About 25% of the system's COVID-19 patients remained in HealthPartners community hospitals in Minnesota and western Wisconsin, a strategy that was developed with the first surge of coronavirus in the spring.
Back then, HealthPartners topped out at 105 COVID-19 patients. In the fall, the peak was 232.
"The peak even exceeded some of what we thought the worst-case scenario might have been," he said.
As part of St. Cloud-based CentraCare, Carris Health, which has hospitals in Willmar and Redwood Falls, would try to send patients to the system's flagship hospital.
"A lot of times it took a while to find a place," said Firkins Smith. If there were no critical care beds in St. Cloud, "then we would be looking at the Twin Cities or outside Minnesota."
But having available beds was just one limiting factor. So much virus was spreading in November that many health care workers fell ill from it or had to quarantine because of a high-risk exposure. Those who were parents sometimes stayed home to care for sick children.
"The combination of the high number of people needing hospitalization and our staffing needing to be out made for a very challenging November," said Myster.
Front-line workers often were asked to take on additional shifts, or intensive care nurses would pair up with other nurses to staff the ICU beds, Myster said. Hospitals also called in nurses from staffing agencies.
The state's Critical Care Coordination Center, or C4, also helped manage the crisis.

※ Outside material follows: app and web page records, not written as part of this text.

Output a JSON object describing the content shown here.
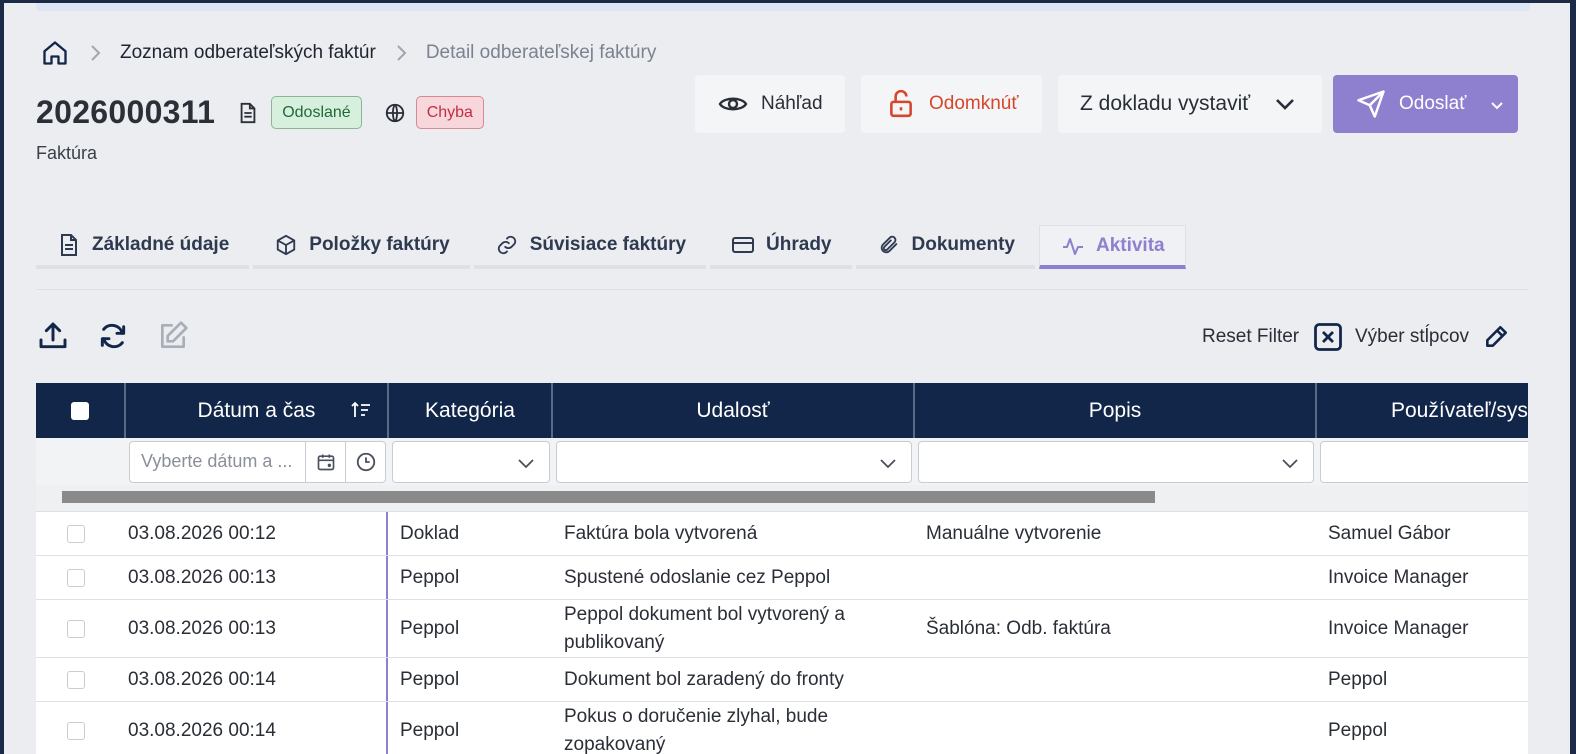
{
  "breadcrumb": {
    "items": [
      "Zoznam odberateľských faktúr",
      "Detail odberateľskej faktúry"
    ]
  },
  "header": {
    "doc_number": "2026000311",
    "status_sent": "Odoslané",
    "status_error": "Chyba",
    "doc_type": "Faktúra"
  },
  "actions": {
    "preview": "Náhľad",
    "unlock": "Odomknúť",
    "issue_from": "Z dokladu vystaviť",
    "send": "Odoslať"
  },
  "tabs": [
    {
      "label": "Základné údaje",
      "icon": "document-icon"
    },
    {
      "label": "Položky faktúry",
      "icon": "box-icon"
    },
    {
      "label": "Súvisiace faktúry",
      "icon": "link-icon"
    },
    {
      "label": "Úhrady",
      "icon": "card-icon"
    },
    {
      "label": "Dokumenty",
      "icon": "paperclip-icon"
    },
    {
      "label": "Aktivita",
      "icon": "activity-icon",
      "active": true
    }
  ],
  "toolbar": {
    "reset_filter": "Reset Filter",
    "column_select": "Výber stĺpcov"
  },
  "grid": {
    "columns": [
      "Dátum a čas",
      "Kategória",
      "Udalosť",
      "Popis",
      "Používateľ/syst"
    ],
    "date_placeholder": "Vyberte dátum a ...",
    "rows": [
      {
        "date": "03.08.2026 00:12",
        "category": "Doklad",
        "event": "Faktúra bola vytvorená",
        "description": "Manuálne vytvorenie",
        "user": "Samuel Gábor"
      },
      {
        "date": "03.08.2026 00:13",
        "category": "Peppol",
        "event": "Spustené odoslanie cez Peppol",
        "description": "",
        "user": "Invoice Manager"
      },
      {
        "date": "03.08.2026 00:13",
        "category": "Peppol",
        "event": "Peppol dokument bol vytvorený a publikovaný",
        "description": "Šablóna: Odb. faktúra",
        "user": "Invoice Manager"
      },
      {
        "date": "03.08.2026 00:14",
        "category": "Peppol",
        "event": "Dokument bol zaradený do fronty",
        "description": "",
        "user": "Peppol"
      },
      {
        "date": "03.08.2026 00:14",
        "category": "Peppol",
        "event": "Pokus o doručenie zlyhal, bude zopakovaný",
        "description": "",
        "user": "Peppol"
      }
    ]
  },
  "colors": {
    "accent": "#8f7fcf",
    "header_bg": "#12264a",
    "unlock": "#d8452d",
    "badge_ok": "#d7efdd",
    "badge_err": "#f8d7dc"
  }
}
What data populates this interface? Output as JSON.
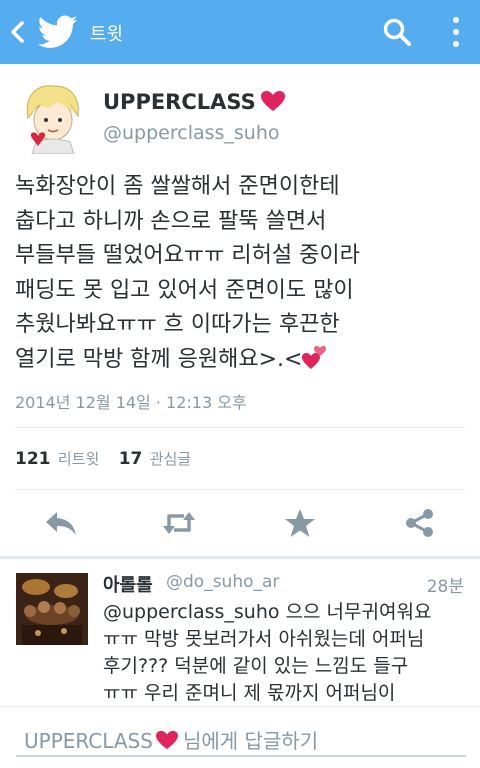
{
  "colors": {
    "brand": "#55acee",
    "heart": "#e0245e",
    "muted": "#8899a6",
    "text": "#292f33"
  },
  "topbar": {
    "title": "트윗",
    "back_icon": "chevron-left-icon",
    "logo_icon": "twitter-bird-icon",
    "search_icon": "search-icon",
    "more_icon": "overflow-menu-icon"
  },
  "tweet": {
    "author_name": "UPPERCLASS",
    "author_handle": "@upperclass_suho",
    "lines": [
      "녹화장안이 좀 쌀쌀해서 준면이한테",
      "춥다고 하니까 손으로 팔뚝 쓸면서",
      "부들부들 떨었어요ㅠㅠ 리허설 중이라",
      "패딩도 못 입고 있어서 준면이도 많이",
      "추웠나봐요ㅠㅠ 흐 이따가는 후끈한",
      "열기로 막방 함께 응원해요>.<"
    ],
    "timestamp": "2014년 12월 14일 · 12:13 오후",
    "retweet_count": "121",
    "retweet_label": "리트윗",
    "favorite_count": "17",
    "favorite_label": "관심글"
  },
  "actions": [
    "reply-icon",
    "retweet-icon",
    "favorite-star-icon",
    "share-icon"
  ],
  "reply": {
    "name": "아롤롤",
    "handle": "@do_suho_ar",
    "time": "28분",
    "lines": [
      "@upperclass_suho 으으 너무귀여워요",
      "ㅠㅠ 막방 못보러가서 아쉬웠는데 어퍼님",
      "후기??? 덕분에 같이 있는 느낌도 들구",
      "ㅠㅠ 우리 준며니 제 몫까지 어퍼님이"
    ]
  },
  "composer": {
    "recipient": "UPPERCLASS",
    "suffix": "님에게 답글하기"
  }
}
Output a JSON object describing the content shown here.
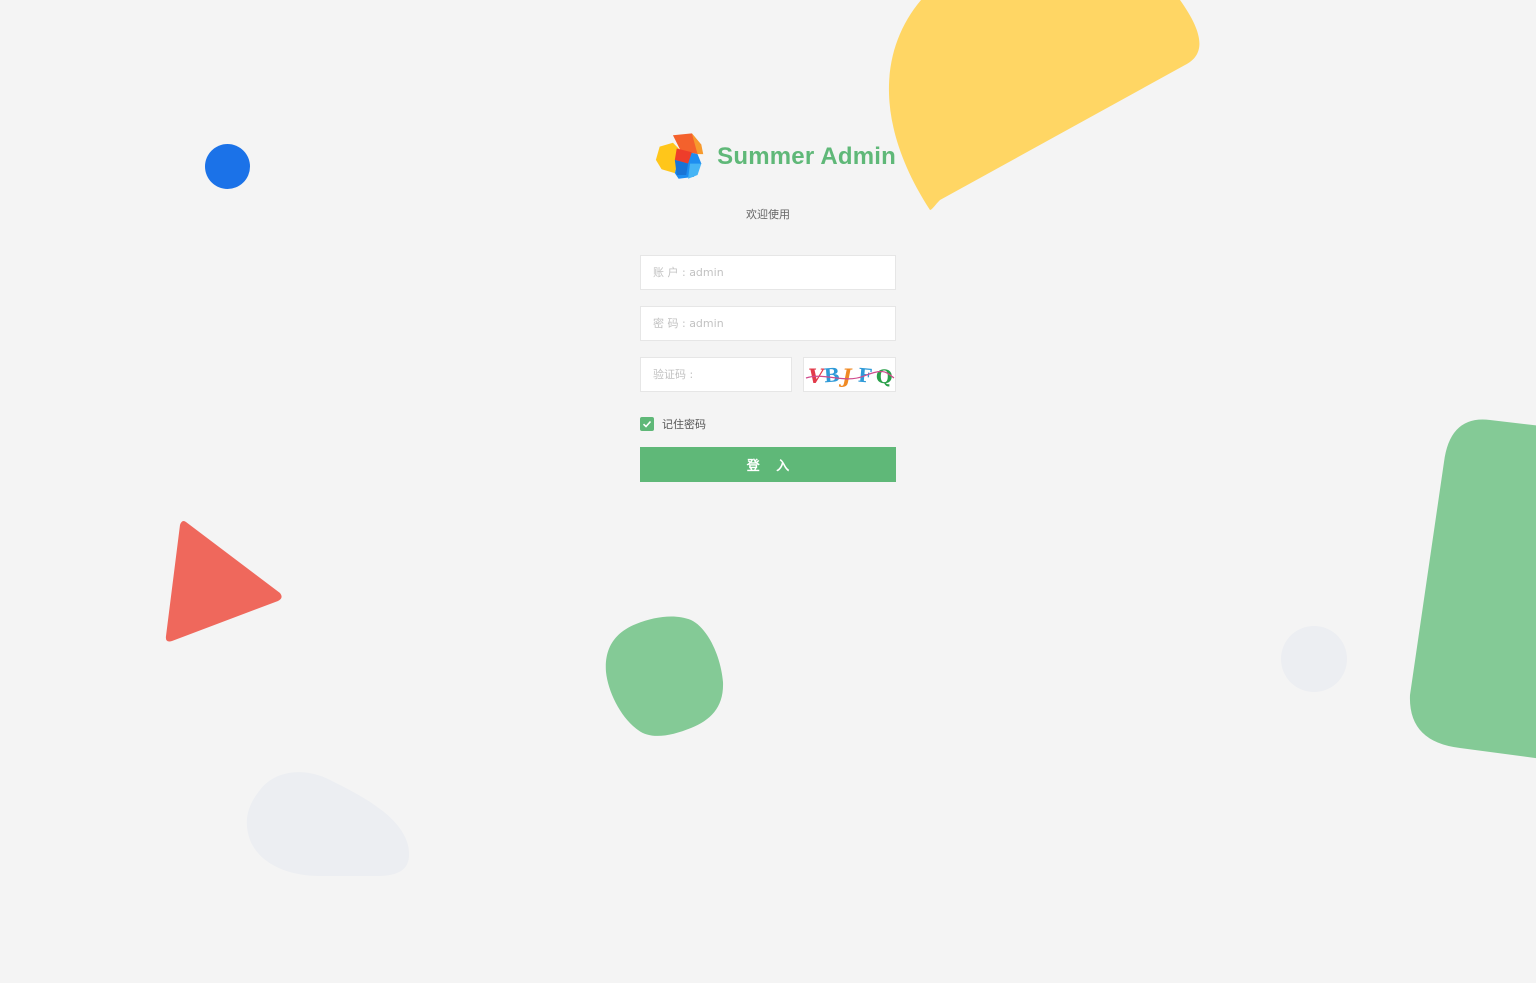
{
  "brand": {
    "name": "Summer Admin",
    "logo_icon": "colorful-cube-icon"
  },
  "welcome_text": "欢迎使用",
  "form": {
    "username_placeholder": "账 户 : admin",
    "password_placeholder": "密 码 : admin",
    "captcha_placeholder": "验证码 :",
    "captcha_text": "VBJFQ",
    "remember_label": "记住密码",
    "remember_checked": true,
    "login_label": "登 入"
  },
  "colors": {
    "accent": "#5fb878",
    "background": "#f4f4f4",
    "blue": "#1b72e8",
    "yellow": "#ffd664",
    "red": "#ef685c",
    "green": "#84ca96"
  }
}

"With the C4, hospitals partnered together in ways that we really hadn't done in the past," Else said.
Hick said each day presented a different set of options on where to transfer patients, depending on the number of ICU and non-ICU beds available.
Some patients that normally would be sent to intensive care were sometimes admitted to other units.
"During the weeks when we got really tight, those patients were going to intermediate care … but it was the best we could do under the circumstances," he said. "We certainly had to think really carefully about how we use the resources, and right now we are back to much more of a conventional status.
"I hope that we are through the worst of this and am more optimistic starting the new year here than I was a month or six weeks ago."
Glenn Howatt • 612-673-7192